This pilot study - the first to analyze the World Bank’s lending policy in the Second United Nations Development Decade - concentrates on the Bank’s shift in emphasis from traditional infrastructure projects to “new style” projects, especially in the area of rural development, and on the resulting changes in lending criteria in the 1970s. Basing her conclusions on two years of independent research and access to confidential materials, Dr. Hurni evaluates the World Bank’s work; gives a good overall view of current development problems - including implementation of the “growth with equity” strategy - and their possible solutions; shows the effects of the new development goals in borrower and creditor countries, as well as on the institutional decision-making process; and offers recommendations for improvement of the Bank’s evaluation methodology and operational structures. She presents a clear picture of the positive and negative aspects of the World Bank as a multilateral investment model and shows its bridge-building function in the great North-South controversy.

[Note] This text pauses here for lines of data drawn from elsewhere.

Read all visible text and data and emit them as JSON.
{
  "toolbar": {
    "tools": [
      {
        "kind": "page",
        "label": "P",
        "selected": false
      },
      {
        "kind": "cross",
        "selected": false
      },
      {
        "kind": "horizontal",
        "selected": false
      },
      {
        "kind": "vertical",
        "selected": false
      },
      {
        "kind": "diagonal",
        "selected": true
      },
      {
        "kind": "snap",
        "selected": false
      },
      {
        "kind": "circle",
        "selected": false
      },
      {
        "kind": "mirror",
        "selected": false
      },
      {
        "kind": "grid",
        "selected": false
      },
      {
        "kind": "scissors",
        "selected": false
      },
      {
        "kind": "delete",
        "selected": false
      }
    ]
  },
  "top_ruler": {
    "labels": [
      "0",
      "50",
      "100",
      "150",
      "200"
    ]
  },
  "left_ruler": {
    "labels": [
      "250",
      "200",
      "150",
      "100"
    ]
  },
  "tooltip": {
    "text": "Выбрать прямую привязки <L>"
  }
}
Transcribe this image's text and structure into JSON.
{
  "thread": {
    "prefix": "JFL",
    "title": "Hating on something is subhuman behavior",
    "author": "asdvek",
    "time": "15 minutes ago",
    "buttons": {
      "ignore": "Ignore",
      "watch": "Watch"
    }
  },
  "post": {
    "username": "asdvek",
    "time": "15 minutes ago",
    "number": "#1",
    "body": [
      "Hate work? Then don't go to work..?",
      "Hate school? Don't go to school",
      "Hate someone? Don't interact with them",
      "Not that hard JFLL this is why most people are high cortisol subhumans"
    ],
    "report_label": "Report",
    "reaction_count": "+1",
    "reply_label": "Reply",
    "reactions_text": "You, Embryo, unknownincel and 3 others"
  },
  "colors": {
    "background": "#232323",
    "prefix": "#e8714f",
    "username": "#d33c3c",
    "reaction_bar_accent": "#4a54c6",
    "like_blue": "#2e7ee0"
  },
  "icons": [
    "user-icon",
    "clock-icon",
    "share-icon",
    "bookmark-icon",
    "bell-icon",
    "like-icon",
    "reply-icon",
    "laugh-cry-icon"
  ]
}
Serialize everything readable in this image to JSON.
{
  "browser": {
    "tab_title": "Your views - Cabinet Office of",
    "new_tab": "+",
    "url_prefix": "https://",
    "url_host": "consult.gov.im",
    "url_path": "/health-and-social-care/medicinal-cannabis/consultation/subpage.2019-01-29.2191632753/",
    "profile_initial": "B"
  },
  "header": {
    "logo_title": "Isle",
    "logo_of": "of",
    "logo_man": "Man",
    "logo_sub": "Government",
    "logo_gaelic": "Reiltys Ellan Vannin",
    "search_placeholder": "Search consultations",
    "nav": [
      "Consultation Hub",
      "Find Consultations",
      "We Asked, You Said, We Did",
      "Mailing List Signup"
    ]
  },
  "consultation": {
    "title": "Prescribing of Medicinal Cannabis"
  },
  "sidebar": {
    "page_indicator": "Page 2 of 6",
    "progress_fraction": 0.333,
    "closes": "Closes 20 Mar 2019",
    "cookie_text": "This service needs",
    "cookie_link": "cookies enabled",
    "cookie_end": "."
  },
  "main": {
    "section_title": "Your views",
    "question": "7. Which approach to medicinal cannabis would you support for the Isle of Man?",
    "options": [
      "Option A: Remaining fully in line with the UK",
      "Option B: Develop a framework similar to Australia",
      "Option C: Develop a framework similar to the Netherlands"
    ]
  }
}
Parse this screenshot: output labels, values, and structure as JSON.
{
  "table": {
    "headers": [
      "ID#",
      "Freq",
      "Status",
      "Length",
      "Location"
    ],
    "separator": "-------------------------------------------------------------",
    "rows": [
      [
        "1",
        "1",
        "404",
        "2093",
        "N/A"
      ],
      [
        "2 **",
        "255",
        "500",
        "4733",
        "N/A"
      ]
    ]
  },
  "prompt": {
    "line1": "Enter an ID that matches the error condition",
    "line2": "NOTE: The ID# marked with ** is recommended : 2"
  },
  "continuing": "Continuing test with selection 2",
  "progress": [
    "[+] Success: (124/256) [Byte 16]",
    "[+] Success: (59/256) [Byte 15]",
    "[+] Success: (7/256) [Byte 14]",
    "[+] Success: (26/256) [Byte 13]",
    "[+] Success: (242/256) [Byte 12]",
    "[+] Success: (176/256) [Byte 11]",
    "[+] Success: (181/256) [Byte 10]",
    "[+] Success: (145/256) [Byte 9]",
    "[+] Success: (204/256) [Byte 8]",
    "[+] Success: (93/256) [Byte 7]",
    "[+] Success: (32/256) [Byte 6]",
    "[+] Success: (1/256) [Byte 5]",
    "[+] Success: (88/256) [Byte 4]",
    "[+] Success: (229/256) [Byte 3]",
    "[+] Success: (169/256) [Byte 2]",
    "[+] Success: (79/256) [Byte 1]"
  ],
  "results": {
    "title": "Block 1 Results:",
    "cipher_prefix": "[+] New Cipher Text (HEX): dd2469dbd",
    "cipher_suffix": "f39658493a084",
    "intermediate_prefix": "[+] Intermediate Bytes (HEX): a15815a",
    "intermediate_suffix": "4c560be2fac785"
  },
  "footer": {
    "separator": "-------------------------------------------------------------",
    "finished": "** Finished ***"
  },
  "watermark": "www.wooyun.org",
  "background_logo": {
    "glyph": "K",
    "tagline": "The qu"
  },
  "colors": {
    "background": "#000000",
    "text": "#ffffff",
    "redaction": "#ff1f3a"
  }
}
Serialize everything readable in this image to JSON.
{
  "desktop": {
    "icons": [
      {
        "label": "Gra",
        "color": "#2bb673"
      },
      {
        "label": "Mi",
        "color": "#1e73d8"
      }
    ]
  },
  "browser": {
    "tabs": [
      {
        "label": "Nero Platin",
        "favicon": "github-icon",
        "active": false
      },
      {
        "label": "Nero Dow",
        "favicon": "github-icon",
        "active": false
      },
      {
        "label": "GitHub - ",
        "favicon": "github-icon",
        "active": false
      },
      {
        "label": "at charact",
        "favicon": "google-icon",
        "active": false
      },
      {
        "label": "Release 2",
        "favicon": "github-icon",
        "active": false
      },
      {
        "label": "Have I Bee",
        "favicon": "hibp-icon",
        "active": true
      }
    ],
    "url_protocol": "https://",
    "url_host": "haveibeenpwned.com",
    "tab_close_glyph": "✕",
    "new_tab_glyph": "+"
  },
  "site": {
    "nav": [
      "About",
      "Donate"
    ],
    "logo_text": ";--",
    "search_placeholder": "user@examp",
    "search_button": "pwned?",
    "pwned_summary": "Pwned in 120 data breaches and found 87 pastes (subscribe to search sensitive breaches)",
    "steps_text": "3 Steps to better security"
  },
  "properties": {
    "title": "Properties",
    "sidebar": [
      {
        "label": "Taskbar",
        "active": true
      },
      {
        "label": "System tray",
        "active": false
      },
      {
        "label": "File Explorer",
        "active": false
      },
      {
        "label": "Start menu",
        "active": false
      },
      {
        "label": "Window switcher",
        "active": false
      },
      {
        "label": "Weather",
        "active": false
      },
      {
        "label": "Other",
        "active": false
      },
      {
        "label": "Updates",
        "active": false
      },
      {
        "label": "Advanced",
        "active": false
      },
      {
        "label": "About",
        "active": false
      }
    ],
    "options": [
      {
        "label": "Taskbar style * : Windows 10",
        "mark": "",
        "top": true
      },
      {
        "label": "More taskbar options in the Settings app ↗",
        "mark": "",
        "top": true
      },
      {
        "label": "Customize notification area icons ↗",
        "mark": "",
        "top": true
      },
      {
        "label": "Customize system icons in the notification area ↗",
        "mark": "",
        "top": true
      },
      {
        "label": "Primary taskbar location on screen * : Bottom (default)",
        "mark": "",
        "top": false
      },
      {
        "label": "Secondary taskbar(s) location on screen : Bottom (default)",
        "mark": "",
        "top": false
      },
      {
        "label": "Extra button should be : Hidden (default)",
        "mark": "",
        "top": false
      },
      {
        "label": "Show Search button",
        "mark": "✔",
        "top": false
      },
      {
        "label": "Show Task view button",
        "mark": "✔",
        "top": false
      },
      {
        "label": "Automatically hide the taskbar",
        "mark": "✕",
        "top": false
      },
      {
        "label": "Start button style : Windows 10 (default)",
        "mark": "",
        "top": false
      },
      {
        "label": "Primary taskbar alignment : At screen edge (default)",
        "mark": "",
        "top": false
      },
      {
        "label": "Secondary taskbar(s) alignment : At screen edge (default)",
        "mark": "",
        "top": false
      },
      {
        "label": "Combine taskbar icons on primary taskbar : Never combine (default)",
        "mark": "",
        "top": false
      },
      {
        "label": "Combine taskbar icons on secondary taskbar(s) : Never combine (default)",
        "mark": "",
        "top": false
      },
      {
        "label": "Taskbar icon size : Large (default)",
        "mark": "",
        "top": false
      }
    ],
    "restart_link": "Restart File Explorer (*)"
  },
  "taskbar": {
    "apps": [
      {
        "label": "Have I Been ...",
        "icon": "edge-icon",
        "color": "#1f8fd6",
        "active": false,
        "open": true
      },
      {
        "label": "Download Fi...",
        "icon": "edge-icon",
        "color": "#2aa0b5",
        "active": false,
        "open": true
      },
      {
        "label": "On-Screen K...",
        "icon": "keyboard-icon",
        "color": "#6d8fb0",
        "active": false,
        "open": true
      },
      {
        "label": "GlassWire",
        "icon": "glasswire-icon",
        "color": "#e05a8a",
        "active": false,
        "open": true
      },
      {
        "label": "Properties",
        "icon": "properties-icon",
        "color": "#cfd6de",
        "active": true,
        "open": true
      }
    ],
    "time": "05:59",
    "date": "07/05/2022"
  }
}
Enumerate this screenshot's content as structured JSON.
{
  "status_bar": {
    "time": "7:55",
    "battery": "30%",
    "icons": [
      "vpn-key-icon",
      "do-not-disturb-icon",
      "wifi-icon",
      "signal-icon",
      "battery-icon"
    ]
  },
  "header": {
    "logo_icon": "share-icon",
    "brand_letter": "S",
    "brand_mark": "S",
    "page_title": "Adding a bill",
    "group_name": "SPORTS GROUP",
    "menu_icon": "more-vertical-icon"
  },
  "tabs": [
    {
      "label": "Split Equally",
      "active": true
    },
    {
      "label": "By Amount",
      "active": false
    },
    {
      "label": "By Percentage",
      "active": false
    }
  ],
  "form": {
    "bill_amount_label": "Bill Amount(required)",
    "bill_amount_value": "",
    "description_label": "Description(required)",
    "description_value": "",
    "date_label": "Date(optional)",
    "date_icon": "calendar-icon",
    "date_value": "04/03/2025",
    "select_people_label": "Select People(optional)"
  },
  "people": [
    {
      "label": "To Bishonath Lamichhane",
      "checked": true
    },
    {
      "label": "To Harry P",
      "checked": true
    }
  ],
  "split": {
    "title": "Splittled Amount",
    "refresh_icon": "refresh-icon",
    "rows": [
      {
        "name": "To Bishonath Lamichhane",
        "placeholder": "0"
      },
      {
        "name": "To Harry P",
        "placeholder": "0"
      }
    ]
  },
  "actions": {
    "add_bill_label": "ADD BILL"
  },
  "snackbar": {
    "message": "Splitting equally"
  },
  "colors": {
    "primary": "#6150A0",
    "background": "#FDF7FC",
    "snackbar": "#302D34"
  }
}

Other Titles in This Series -- Foreword -- Introduction -- The Evolution of the World Bank’s Lending Criteria, 1945–1970 -- The New Lending Criteria of the World Bank in the 1970s -- The World Bank as a Multilateral Investment Model -- Conclusions -- Appendix